___ Listed records
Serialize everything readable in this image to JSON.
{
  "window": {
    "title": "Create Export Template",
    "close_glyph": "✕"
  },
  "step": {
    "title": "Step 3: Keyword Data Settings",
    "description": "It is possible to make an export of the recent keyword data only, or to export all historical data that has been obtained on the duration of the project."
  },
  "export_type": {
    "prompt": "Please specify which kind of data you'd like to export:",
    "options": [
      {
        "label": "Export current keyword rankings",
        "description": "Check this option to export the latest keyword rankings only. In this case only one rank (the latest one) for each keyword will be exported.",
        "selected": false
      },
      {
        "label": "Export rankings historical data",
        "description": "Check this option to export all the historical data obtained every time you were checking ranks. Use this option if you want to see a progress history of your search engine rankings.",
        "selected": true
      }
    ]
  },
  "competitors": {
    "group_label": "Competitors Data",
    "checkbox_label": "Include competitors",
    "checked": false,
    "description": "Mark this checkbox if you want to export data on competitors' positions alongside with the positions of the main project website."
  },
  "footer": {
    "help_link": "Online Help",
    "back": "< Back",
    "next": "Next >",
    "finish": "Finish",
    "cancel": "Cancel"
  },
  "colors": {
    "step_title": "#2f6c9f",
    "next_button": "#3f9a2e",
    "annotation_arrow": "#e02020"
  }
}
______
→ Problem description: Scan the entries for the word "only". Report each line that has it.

→ Answer below:
    "description": "It is possible to make an export of the recent keyword data only, or to export all historical data that has been obtained on the duration of the project."
        "description": "Check this option to export the latest keyword rankings only. In this case only one rank (the latest one) for each keyword will be exported.",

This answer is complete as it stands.